▸ **EXERCISE OBJECTIVE**:
Copy each line from the data that has the word "with" in it.

[Items from an interface collection]
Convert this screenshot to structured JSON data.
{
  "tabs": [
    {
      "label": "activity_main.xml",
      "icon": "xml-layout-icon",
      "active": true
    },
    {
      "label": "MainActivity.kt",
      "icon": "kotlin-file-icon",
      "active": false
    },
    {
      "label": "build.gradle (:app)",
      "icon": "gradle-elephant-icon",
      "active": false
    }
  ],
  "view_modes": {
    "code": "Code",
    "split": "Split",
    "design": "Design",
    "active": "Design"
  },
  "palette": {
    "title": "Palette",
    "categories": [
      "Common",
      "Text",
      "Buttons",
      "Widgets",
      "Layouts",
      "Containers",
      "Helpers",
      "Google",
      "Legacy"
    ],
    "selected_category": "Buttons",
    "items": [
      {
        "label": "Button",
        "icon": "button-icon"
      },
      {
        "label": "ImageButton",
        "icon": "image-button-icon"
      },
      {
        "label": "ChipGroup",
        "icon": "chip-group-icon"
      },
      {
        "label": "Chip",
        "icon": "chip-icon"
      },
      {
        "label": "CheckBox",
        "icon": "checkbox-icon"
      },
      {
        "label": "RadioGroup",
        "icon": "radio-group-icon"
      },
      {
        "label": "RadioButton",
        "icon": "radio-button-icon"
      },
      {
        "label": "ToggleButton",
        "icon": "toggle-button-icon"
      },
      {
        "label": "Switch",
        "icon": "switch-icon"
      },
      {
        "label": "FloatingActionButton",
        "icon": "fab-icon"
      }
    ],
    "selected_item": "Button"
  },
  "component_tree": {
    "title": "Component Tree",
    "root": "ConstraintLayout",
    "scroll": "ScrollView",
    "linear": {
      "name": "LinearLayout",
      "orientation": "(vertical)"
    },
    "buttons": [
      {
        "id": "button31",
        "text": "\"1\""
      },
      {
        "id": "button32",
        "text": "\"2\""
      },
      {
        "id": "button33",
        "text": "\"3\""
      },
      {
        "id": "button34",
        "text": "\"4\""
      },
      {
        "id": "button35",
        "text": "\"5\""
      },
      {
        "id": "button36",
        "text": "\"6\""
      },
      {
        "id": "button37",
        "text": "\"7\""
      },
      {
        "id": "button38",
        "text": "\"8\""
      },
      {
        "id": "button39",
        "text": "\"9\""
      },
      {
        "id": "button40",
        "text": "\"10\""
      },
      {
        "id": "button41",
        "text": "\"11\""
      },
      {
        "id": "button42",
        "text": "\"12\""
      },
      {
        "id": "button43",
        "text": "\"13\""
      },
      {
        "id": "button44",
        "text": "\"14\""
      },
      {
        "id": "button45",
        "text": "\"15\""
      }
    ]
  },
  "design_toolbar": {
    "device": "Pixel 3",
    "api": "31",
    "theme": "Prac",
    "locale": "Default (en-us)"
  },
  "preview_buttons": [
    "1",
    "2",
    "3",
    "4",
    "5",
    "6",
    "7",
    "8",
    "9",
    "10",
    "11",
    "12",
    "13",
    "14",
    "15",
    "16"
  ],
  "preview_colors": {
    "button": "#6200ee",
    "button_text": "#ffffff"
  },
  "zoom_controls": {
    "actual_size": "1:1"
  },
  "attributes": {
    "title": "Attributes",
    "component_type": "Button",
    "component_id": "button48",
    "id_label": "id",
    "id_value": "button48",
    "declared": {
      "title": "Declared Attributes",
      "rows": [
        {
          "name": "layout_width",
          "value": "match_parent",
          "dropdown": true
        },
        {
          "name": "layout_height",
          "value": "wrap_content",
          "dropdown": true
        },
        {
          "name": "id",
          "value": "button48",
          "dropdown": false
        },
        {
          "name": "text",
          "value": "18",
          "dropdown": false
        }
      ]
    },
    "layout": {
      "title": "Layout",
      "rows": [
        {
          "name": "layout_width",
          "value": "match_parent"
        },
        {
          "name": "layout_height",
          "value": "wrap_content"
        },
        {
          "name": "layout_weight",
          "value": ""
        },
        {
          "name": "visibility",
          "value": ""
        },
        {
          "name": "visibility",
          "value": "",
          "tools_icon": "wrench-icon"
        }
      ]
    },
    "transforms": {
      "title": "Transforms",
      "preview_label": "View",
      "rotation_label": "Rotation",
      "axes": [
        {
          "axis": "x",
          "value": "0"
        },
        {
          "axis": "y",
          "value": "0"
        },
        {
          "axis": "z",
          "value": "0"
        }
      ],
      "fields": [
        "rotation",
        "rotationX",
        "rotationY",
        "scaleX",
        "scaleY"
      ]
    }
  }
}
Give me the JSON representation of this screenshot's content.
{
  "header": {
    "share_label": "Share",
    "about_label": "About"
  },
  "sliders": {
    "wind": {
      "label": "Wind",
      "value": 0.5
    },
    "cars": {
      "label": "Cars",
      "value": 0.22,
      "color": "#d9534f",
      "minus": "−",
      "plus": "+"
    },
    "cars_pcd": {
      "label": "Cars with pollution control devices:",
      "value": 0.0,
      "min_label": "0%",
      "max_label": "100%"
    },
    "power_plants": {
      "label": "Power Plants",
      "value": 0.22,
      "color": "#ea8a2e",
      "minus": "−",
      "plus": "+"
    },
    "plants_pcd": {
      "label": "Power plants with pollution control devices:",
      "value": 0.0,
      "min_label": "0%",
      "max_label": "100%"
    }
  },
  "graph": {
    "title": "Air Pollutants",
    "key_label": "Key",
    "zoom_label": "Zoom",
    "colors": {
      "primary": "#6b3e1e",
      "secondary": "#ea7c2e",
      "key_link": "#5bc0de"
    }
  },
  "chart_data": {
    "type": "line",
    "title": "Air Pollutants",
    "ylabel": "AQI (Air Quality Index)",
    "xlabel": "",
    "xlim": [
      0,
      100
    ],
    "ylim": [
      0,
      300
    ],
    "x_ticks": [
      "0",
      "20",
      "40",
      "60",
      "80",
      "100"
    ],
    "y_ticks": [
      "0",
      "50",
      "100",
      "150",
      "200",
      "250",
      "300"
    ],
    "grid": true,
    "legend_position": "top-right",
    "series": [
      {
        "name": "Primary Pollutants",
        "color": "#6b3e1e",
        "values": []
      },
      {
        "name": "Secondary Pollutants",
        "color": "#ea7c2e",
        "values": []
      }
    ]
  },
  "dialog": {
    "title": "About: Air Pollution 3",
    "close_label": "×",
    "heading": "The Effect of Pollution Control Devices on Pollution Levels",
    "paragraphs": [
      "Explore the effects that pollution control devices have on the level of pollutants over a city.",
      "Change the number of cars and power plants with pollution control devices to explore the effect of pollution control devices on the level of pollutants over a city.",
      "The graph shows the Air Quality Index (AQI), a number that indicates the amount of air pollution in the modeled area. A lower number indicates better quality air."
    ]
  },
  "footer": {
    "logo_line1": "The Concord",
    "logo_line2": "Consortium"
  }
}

▸ **OUTPUT**:
      "label": "Cars with pollution control devices:",
      "label": "Power plants with pollution control devices:",
      "Change the number of cars and power plants with pollution control devices to explore the effect of pollution control devices on the level of pollutants over a city.",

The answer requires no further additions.